[TASK MATERIAL — start]
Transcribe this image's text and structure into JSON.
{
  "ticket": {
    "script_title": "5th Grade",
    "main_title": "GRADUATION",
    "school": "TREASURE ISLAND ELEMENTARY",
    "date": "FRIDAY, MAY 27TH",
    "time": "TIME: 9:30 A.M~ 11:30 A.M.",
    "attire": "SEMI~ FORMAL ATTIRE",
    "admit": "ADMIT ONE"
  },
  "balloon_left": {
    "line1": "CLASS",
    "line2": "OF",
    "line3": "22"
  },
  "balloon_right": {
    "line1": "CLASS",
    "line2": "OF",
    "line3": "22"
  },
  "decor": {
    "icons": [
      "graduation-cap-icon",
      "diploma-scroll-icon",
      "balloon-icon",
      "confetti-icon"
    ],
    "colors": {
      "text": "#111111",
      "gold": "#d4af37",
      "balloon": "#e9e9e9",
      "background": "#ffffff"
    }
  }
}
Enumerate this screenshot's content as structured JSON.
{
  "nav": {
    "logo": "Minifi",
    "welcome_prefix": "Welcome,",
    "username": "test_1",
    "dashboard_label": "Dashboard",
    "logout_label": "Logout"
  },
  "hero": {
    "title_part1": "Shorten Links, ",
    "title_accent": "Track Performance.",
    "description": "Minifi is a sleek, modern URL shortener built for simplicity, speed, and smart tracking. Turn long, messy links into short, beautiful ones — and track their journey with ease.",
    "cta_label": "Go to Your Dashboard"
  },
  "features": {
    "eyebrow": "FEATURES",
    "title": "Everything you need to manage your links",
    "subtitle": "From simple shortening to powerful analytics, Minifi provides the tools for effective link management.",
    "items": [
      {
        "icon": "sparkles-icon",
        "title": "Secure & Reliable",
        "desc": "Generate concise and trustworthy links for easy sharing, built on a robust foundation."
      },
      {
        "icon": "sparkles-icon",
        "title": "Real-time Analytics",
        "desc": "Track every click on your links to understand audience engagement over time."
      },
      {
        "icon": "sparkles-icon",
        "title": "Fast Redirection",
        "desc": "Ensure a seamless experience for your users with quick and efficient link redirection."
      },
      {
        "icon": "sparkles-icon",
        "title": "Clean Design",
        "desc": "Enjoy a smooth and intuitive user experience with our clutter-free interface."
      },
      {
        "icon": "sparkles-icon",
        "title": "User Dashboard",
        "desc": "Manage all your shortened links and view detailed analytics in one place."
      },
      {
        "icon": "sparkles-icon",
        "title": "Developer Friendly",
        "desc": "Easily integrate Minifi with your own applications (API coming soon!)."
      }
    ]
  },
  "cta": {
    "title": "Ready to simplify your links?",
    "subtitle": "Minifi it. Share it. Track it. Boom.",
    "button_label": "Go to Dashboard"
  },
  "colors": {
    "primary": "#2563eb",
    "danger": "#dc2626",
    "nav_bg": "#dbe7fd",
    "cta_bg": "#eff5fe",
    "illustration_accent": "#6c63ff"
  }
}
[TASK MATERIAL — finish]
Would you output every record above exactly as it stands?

» SOLVED PROBLEM:
Transcribe this image's text and structure into JSON.
{
  "ticket": {
    "script_title": "5th Grade",
    "main_title": "GRADUATION",
    "school": "TREASURE ISLAND ELEMENTARY",
    "date": "FRIDAY, MAY 27TH",
    "time": "TIME: 9:30 A.M~ 11:30 A.M.",
    "attire": "SEMI~ FORMAL ATTIRE",
    "admit": "ADMIT ONE"
  },
  "balloon_left": {
    "line1": "CLASS",
    "line2": "OF",
    "line3": "22"
  },
  "balloon_right": {
    "line1": "CLASS",
    "line2": "OF",
    "line3": "22"
  },
  "decor": {
    "icons": [
      "graduation-cap-icon",
      "diploma-scroll-icon",
      "balloon-icon",
      "confetti-icon"
    ],
    "colors": {
      "text": "#111111",
      "gold": "#d4af37",
      "balloon": "#e9e9e9",
      "background": "#ffffff"
    }
  }
}
Enumerate this screenshot's content as structured JSON.
{
  "nav": {
    "logo": "Minifi",
    "welcome_prefix": "Welcome,",
    "username": "test_1",
    "dashboard_label": "Dashboard",
    "logout_label": "Logout"
  },
  "hero": {
    "title_part1": "Shorten Links, ",
    "title_accent": "Track Performance.",
    "description": "Minifi is a sleek, modern URL shortener built for simplicity, speed, and smart tracking. Turn long, messy links into short, beautiful ones — and track their journey with ease.",
    "cta_label": "Go to Your Dashboard"
  },
  "features": {
    "eyebrow": "FEATURES",
    "title": "Everything you need to manage your links",
    "subtitle": "From simple shortening to powerful analytics, Minifi provides the tools for effective link management.",
    "items": [
      {
        "icon": "sparkles-icon",
        "title": "Secure & Reliable",
        "desc": "Generate concise and trustworthy links for easy sharing, built on a robust foundation."
      },
      {
        "icon": "sparkles-icon",
        "title": "Real-time Analytics",
        "desc": "Track every click on your links to understand audience engagement over time."
      },
      {
        "icon": "sparkles-icon",
        "title": "Fast Redirection",
        "desc": "Ensure a seamless experience for your users with quick and efficient link redirection."
      },
      {
        "icon": "sparkles-icon",
        "title": "Clean Design",
        "desc": "Enjoy a smooth and intuitive user experience with our clutter-free interface."
      },
      {
        "icon": "sparkles-icon",
        "title": "User Dashboard",
        "desc": "Manage all your shortened links and view detailed analytics in one place."
      },
      {
        "icon": "sparkles-icon",
        "title": "Developer Friendly",
        "desc": "Easily integrate Minifi with your own applications (API coming soon!)."
      }
    ]
  },
  "cta": {
    "title": "Ready to simplify your links?",
    "subtitle": "Minifi it. Share it. Track it. Boom.",
    "button_label": "Go to Dashboard"
  },
  "colors": {
    "primary": "#2563eb",
    "danger": "#dc2626",
    "nav_bg": "#dbe7fd",
    "cta_bg": "#eff5fe",
    "illustration_accent": "#6c63ff"
  }
}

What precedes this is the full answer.